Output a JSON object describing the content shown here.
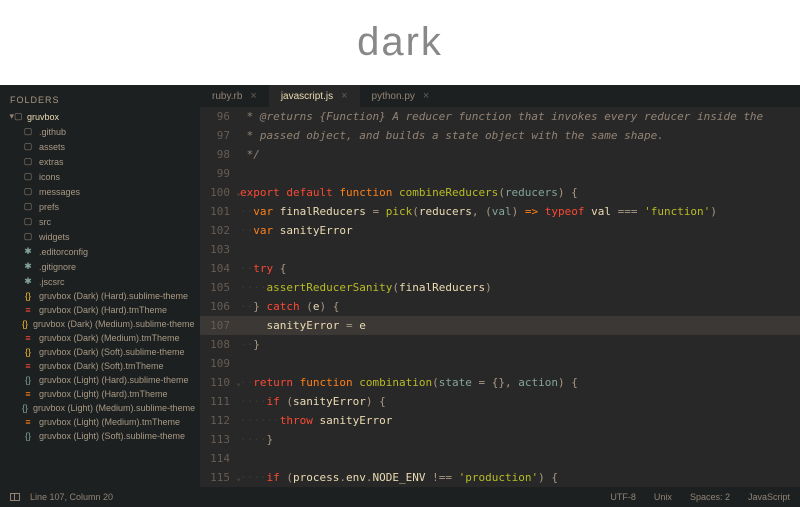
{
  "header": {
    "title": "dark"
  },
  "sidebar": {
    "heading": "FOLDERS",
    "root": "gruvbox",
    "items": [
      {
        "icon": "folder",
        "label": ".github"
      },
      {
        "icon": "folder",
        "label": "assets"
      },
      {
        "icon": "folder",
        "label": "extras"
      },
      {
        "icon": "folder",
        "label": "icons"
      },
      {
        "icon": "folder",
        "label": "messages"
      },
      {
        "icon": "folder",
        "label": "prefs"
      },
      {
        "icon": "folder",
        "label": "src"
      },
      {
        "icon": "folder",
        "label": "widgets"
      },
      {
        "icon": "conf",
        "label": ".editorconfig"
      },
      {
        "icon": "conf",
        "label": ".gitignore"
      },
      {
        "icon": "conf",
        "label": ".jscsrc"
      },
      {
        "icon": "braces-y",
        "label": "gruvbox (Dark) (Hard).sublime-theme"
      },
      {
        "icon": "settings-r",
        "label": "gruvbox (Dark) (Hard).tmTheme"
      },
      {
        "icon": "braces-y",
        "label": "gruvbox (Dark) (Medium).sublime-theme"
      },
      {
        "icon": "settings-r",
        "label": "gruvbox (Dark) (Medium).tmTheme"
      },
      {
        "icon": "braces-y",
        "label": "gruvbox (Dark) (Soft).sublime-theme"
      },
      {
        "icon": "settings-r",
        "label": "gruvbox (Dark) (Soft).tmTheme"
      },
      {
        "icon": "braces-b",
        "label": "gruvbox (Light) (Hard).sublime-theme"
      },
      {
        "icon": "settings-o",
        "label": "gruvbox (Light) (Hard).tmTheme"
      },
      {
        "icon": "braces-b",
        "label": "gruvbox (Light) (Medium).sublime-theme"
      },
      {
        "icon": "settings-o",
        "label": "gruvbox (Light) (Medium).tmTheme"
      },
      {
        "icon": "braces-b",
        "label": "gruvbox (Light) (Soft).sublime-theme"
      }
    ]
  },
  "tabs": [
    {
      "label": "ruby.rb",
      "active": false
    },
    {
      "label": "javascript.js",
      "active": true
    },
    {
      "label": "python.py",
      "active": false
    }
  ],
  "code": {
    "lines": [
      {
        "n": 96,
        "tokens": [
          [
            "comment",
            " * @returns {Function} A reducer function that invokes every reducer inside the"
          ]
        ]
      },
      {
        "n": 97,
        "tokens": [
          [
            "comment",
            " * passed object, and builds a state object with the same shape."
          ]
        ]
      },
      {
        "n": 98,
        "tokens": [
          [
            "comment",
            " */"
          ]
        ]
      },
      {
        "n": 99,
        "tokens": []
      },
      {
        "n": 100,
        "fold": true,
        "tokens": [
          [
            "kw",
            "export"
          ],
          [
            "prop",
            " "
          ],
          [
            "kw",
            "default"
          ],
          [
            "prop",
            " "
          ],
          [
            "storage",
            "function"
          ],
          [
            "prop",
            " "
          ],
          [
            "fn",
            "combineReducers"
          ],
          [
            "punc",
            "("
          ],
          [
            "param",
            "reducers"
          ],
          [
            "punc",
            ")"
          ],
          [
            "prop",
            " "
          ],
          [
            "punc",
            "{"
          ]
        ]
      },
      {
        "n": 101,
        "tokens": [
          [
            "ws",
            "··"
          ],
          [
            "storage",
            "var"
          ],
          [
            "prop",
            " finalReducers "
          ],
          [
            "punc",
            "="
          ],
          [
            "prop",
            " "
          ],
          [
            "fn",
            "pick"
          ],
          [
            "punc",
            "("
          ],
          [
            "prop",
            "reducers"
          ],
          [
            "punc",
            ", ("
          ],
          [
            "param",
            "val"
          ],
          [
            "punc",
            ")"
          ],
          [
            "prop",
            " "
          ],
          [
            "storage",
            "=>"
          ],
          [
            "prop",
            " "
          ],
          [
            "kw",
            "typeof"
          ],
          [
            "prop",
            " val "
          ],
          [
            "punc",
            "==="
          ],
          [
            "prop",
            " "
          ],
          [
            "str",
            "'function'"
          ],
          [
            "punc",
            ")"
          ]
        ]
      },
      {
        "n": 102,
        "tokens": [
          [
            "ws",
            "··"
          ],
          [
            "storage",
            "var"
          ],
          [
            "prop",
            " sanityError"
          ]
        ]
      },
      {
        "n": 103,
        "tokens": []
      },
      {
        "n": 104,
        "tokens": [
          [
            "ws",
            "··"
          ],
          [
            "kw",
            "try"
          ],
          [
            "prop",
            " "
          ],
          [
            "punc",
            "{"
          ]
        ]
      },
      {
        "n": 105,
        "tokens": [
          [
            "ws",
            "····"
          ],
          [
            "fn",
            "assertReducerSanity"
          ],
          [
            "punc",
            "("
          ],
          [
            "prop",
            "finalReducers"
          ],
          [
            "punc",
            ")"
          ]
        ]
      },
      {
        "n": 106,
        "tokens": [
          [
            "ws",
            "··"
          ],
          [
            "punc",
            "}"
          ],
          [
            "prop",
            " "
          ],
          [
            "kw",
            "catch"
          ],
          [
            "prop",
            " "
          ],
          [
            "punc",
            "("
          ],
          [
            "prop",
            "e"
          ],
          [
            "punc",
            ")"
          ],
          [
            "prop",
            " "
          ],
          [
            "punc",
            "{"
          ]
        ]
      },
      {
        "n": 107,
        "hl": true,
        "tokens": [
          [
            "ws",
            "····"
          ],
          [
            "prop",
            "sanityError "
          ],
          [
            "punc",
            "="
          ],
          [
            "prop",
            " e"
          ]
        ]
      },
      {
        "n": 108,
        "tokens": [
          [
            "ws",
            "··"
          ],
          [
            "punc",
            "}"
          ]
        ]
      },
      {
        "n": 109,
        "tokens": []
      },
      {
        "n": 110,
        "fold": true,
        "tokens": [
          [
            "ws",
            "··"
          ],
          [
            "kw",
            "return"
          ],
          [
            "prop",
            " "
          ],
          [
            "storage",
            "function"
          ],
          [
            "prop",
            " "
          ],
          [
            "fn",
            "combination"
          ],
          [
            "punc",
            "("
          ],
          [
            "param",
            "state"
          ],
          [
            "prop",
            " "
          ],
          [
            "punc",
            "="
          ],
          [
            "prop",
            " "
          ],
          [
            "punc",
            "{}, "
          ],
          [
            "param",
            "action"
          ],
          [
            "punc",
            ")"
          ],
          [
            "prop",
            " "
          ],
          [
            "punc",
            "{"
          ]
        ]
      },
      {
        "n": 111,
        "tokens": [
          [
            "ws",
            "····"
          ],
          [
            "kw",
            "if"
          ],
          [
            "prop",
            " "
          ],
          [
            "punc",
            "("
          ],
          [
            "prop",
            "sanityError"
          ],
          [
            "punc",
            ")"
          ],
          [
            "prop",
            " "
          ],
          [
            "punc",
            "{"
          ]
        ]
      },
      {
        "n": 112,
        "tokens": [
          [
            "ws",
            "······"
          ],
          [
            "kw",
            "throw"
          ],
          [
            "prop",
            " sanityError"
          ]
        ]
      },
      {
        "n": 113,
        "tokens": [
          [
            "ws",
            "····"
          ],
          [
            "punc",
            "}"
          ]
        ]
      },
      {
        "n": 114,
        "tokens": []
      },
      {
        "n": 115,
        "fold": true,
        "tokens": [
          [
            "ws",
            "····"
          ],
          [
            "kw",
            "if"
          ],
          [
            "prop",
            " "
          ],
          [
            "punc",
            "("
          ],
          [
            "prop",
            "process"
          ],
          [
            "punc",
            "."
          ],
          [
            "prop",
            "env"
          ],
          [
            "punc",
            "."
          ],
          [
            "prop",
            "NODE_ENV "
          ],
          [
            "punc",
            "!=="
          ],
          [
            "prop",
            " "
          ],
          [
            "str",
            "'production'"
          ],
          [
            "punc",
            ")"
          ],
          [
            "prop",
            " "
          ],
          [
            "punc",
            "{"
          ]
        ]
      }
    ]
  },
  "statusbar": {
    "cursor": "Line 107, Column 20",
    "encoding": "UTF-8",
    "line_endings": "Unix",
    "indent": "Spaces: 2",
    "syntax": "JavaScript"
  },
  "icon_glyphs": {
    "folder": "▢",
    "conf": "✱",
    "braces-y": "{}",
    "braces-b": "{}",
    "settings-r": "≡",
    "settings-o": "≡"
  }
}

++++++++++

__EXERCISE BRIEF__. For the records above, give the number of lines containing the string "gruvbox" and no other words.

__OUTPUT FOR THIS EXERCISE__. 12